Data records:
········
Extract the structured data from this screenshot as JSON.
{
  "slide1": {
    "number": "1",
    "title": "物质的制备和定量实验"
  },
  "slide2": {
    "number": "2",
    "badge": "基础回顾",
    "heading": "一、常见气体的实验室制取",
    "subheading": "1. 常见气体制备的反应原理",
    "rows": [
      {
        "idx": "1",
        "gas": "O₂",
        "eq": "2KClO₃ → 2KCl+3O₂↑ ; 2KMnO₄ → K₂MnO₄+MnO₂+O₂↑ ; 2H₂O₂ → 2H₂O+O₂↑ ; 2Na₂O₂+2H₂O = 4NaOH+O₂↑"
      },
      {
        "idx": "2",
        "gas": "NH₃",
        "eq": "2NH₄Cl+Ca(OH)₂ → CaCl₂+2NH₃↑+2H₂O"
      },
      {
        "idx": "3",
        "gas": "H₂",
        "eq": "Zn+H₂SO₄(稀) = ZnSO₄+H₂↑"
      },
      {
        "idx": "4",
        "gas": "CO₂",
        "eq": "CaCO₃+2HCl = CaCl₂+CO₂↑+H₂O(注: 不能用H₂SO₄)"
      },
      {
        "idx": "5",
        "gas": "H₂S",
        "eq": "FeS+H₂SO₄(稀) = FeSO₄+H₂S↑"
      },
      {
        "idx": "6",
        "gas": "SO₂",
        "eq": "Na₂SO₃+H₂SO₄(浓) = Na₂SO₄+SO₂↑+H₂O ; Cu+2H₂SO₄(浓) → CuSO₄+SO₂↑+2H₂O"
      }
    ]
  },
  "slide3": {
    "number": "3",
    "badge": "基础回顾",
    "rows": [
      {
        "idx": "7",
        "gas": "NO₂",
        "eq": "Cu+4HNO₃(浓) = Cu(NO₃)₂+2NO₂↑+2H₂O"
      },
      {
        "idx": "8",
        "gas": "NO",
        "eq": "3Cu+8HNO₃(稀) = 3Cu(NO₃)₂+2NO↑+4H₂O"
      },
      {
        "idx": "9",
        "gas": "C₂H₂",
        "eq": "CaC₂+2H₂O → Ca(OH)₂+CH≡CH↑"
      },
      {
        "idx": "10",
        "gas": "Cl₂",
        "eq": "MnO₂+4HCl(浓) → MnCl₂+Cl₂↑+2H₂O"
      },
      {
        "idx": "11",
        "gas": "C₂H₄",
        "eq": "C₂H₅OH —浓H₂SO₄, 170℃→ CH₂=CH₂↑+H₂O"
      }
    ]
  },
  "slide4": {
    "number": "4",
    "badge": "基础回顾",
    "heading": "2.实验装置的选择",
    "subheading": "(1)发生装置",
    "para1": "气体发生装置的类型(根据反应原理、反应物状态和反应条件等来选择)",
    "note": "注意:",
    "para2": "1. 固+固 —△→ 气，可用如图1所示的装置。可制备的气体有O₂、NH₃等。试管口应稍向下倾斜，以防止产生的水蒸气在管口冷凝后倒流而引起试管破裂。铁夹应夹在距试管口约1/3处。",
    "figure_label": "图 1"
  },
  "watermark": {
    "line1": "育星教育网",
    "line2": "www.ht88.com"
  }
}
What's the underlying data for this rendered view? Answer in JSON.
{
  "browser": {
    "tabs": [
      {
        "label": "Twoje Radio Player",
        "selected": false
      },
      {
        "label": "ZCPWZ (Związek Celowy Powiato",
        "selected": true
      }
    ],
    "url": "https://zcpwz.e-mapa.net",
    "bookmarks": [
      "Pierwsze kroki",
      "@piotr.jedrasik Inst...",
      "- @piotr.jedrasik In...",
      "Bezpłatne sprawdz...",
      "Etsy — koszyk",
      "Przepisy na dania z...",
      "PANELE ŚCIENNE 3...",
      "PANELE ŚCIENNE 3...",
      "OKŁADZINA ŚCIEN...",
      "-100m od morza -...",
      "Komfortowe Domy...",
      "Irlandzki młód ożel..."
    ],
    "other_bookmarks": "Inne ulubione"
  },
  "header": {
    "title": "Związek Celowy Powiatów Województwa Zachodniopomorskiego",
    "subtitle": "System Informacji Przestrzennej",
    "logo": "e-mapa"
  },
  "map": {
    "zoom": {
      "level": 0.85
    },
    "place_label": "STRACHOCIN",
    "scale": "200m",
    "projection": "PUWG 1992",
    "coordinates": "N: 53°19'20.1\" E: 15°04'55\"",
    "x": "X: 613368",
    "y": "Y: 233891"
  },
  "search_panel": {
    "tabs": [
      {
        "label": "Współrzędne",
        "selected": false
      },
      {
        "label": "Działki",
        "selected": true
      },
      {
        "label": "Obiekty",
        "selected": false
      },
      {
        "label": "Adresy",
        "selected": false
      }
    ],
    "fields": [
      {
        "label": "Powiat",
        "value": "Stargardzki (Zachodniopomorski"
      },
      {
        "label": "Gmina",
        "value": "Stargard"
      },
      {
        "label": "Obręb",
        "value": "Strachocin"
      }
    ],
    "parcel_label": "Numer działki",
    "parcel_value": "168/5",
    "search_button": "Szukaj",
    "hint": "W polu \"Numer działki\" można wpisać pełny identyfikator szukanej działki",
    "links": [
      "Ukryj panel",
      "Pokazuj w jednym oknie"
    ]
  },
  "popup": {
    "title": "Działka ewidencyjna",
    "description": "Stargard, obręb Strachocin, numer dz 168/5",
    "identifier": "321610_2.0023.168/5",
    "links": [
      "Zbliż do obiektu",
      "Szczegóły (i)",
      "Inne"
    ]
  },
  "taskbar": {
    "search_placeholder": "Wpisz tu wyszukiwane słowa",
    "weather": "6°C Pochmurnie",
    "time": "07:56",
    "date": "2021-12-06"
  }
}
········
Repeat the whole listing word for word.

Answer to this exercise:
Extract the structured data from this screenshot as JSON.
{
  "slide1": {
    "number": "1",
    "title": "物质的制备和定量实验"
  },
  "slide2": {
    "number": "2",
    "badge": "基础回顾",
    "heading": "一、常见气体的实验室制取",
    "subheading": "1. 常见气体制备的反应原理",
    "rows": [
      {
        "idx": "1",
        "gas": "O₂",
        "eq": "2KClO₃ → 2KCl+3O₂↑ ; 2KMnO₄ → K₂MnO₄+MnO₂+O₂↑ ; 2H₂O₂ → 2H₂O+O₂↑ ; 2Na₂O₂+2H₂O = 4NaOH+O₂↑"
      },
      {
        "idx": "2",
        "gas": "NH₃",
        "eq": "2NH₄Cl+Ca(OH)₂ → CaCl₂+2NH₃↑+2H₂O"
      },
      {
        "idx": "3",
        "gas": "H₂",
        "eq": "Zn+H₂SO₄(稀) = ZnSO₄+H₂↑"
      },
      {
        "idx": "4",
        "gas": "CO₂",
        "eq": "CaCO₃+2HCl = CaCl₂+CO₂↑+H₂O(注: 不能用H₂SO₄)"
      },
      {
        "idx": "5",
        "gas": "H₂S",
        "eq": "FeS+H₂SO₄(稀) = FeSO₄+H₂S↑"
      },
      {
        "idx": "6",
        "gas": "SO₂",
        "eq": "Na₂SO₃+H₂SO₄(浓) = Na₂SO₄+SO₂↑+H₂O ; Cu+2H₂SO₄(浓) → CuSO₄+SO₂↑+2H₂O"
      }
    ]
  },
  "slide3": {
    "number": "3",
    "badge": "基础回顾",
    "rows": [
      {
        "idx": "7",
        "gas": "NO₂",
        "eq": "Cu+4HNO₃(浓) = Cu(NO₃)₂+2NO₂↑+2H₂O"
      },
      {
        "idx": "8",
        "gas": "NO",
        "eq": "3Cu+8HNO₃(稀) = 3Cu(NO₃)₂+2NO↑+4H₂O"
      },
      {
        "idx": "9",
        "gas": "C₂H₂",
        "eq": "CaC₂+2H₂O → Ca(OH)₂+CH≡CH↑"
      },
      {
        "idx": "10",
        "gas": "Cl₂",
        "eq": "MnO₂+4HCl(浓) → MnCl₂+Cl₂↑+2H₂O"
      },
      {
        "idx": "11",
        "gas": "C₂H₄",
        "eq": "C₂H₅OH —浓H₂SO₄, 170℃→ CH₂=CH₂↑+H₂O"
      }
    ]
  },
  "slide4": {
    "number": "4",
    "badge": "基础回顾",
    "heading": "2.实验装置的选择",
    "subheading": "(1)发生装置",
    "para1": "气体发生装置的类型(根据反应原理、反应物状态和反应条件等来选择)",
    "note": "注意:",
    "para2": "1. 固+固 —△→ 气，可用如图1所示的装置。可制备的气体有O₂、NH₃等。试管口应稍向下倾斜，以防止产生的水蒸气在管口冷凝后倒流而引起试管破裂。铁夹应夹在距试管口约1/3处。",
    "figure_label": "图 1"
  },
  "watermark": {
    "line1": "育星教育网",
    "line2": "www.ht88.com"
  }
}
What's the underlying data for this rendered view? Answer in JSON.
{
  "browser": {
    "tabs": [
      {
        "label": "Twoje Radio Player",
        "selected": false
      },
      {
        "label": "ZCPWZ (Związek Celowy Powiato",
        "selected": true
      }
    ],
    "url": "https://zcpwz.e-mapa.net",
    "bookmarks": [
      "Pierwsze kroki",
      "@piotr.jedrasik Inst...",
      "- @piotr.jedrasik In...",
      "Bezpłatne sprawdz...",
      "Etsy — koszyk",
      "Przepisy na dania z...",
      "PANELE ŚCIENNE 3...",
      "PANELE ŚCIENNE 3...",
      "OKŁADZINA ŚCIEN...",
      "-100m od morza -...",
      "Komfortowe Domy...",
      "Irlandzki młód ożel..."
    ],
    "other_bookmarks": "Inne ulubione"
  },
  "header": {
    "title": "Związek Celowy Powiatów Województwa Zachodniopomorskiego",
    "subtitle": "System Informacji Przestrzennej",
    "logo": "e-mapa"
  },
  "map": {
    "zoom": {
      "level": 0.85
    },
    "place_label": "STRACHOCIN",
    "scale": "200m",
    "projection": "PUWG 1992",
    "coordinates": "N: 53°19'20.1\" E: 15°04'55\"",
    "x": "X: 613368",
    "y": "Y: 233891"
  },
  "search_panel": {
    "tabs": [
      {
        "label": "Współrzędne",
        "selected": false
      },
      {
        "label": "Działki",
        "selected": true
      },
      {
        "label": "Obiekty",
        "selected": false
      },
      {
        "label": "Adresy",
        "selected": false
      }
    ],
    "fields": [
      {
        "label": "Powiat",
        "value": "Stargardzki (Zachodniopomorski"
      },
      {
        "label": "Gmina",
        "value": "Stargard"
      },
      {
        "label": "Obręb",
        "value": "Strachocin"
      }
    ],
    "parcel_label": "Numer działki",
    "parcel_value": "168/5",
    "search_button": "Szukaj",
    "hint": "W polu \"Numer działki\" można wpisać pełny identyfikator szukanej działki",
    "links": [
      "Ukryj panel",
      "Pokazuj w jednym oknie"
    ]
  },
  "popup": {
    "title": "Działka ewidencyjna",
    "description": "Stargard, obręb Strachocin, numer dz 168/5",
    "identifier": "321610_2.0023.168/5",
    "links": [
      "Zbliż do obiektu",
      "Szczegóły (i)",
      "Inne"
    ]
  },
  "taskbar": {
    "search_placeholder": "Wpisz tu wyszukiwane słowa",
    "weather": "6°C Pochmurnie",
    "time": "07:56",
    "date": "2021-12-06"
  }
}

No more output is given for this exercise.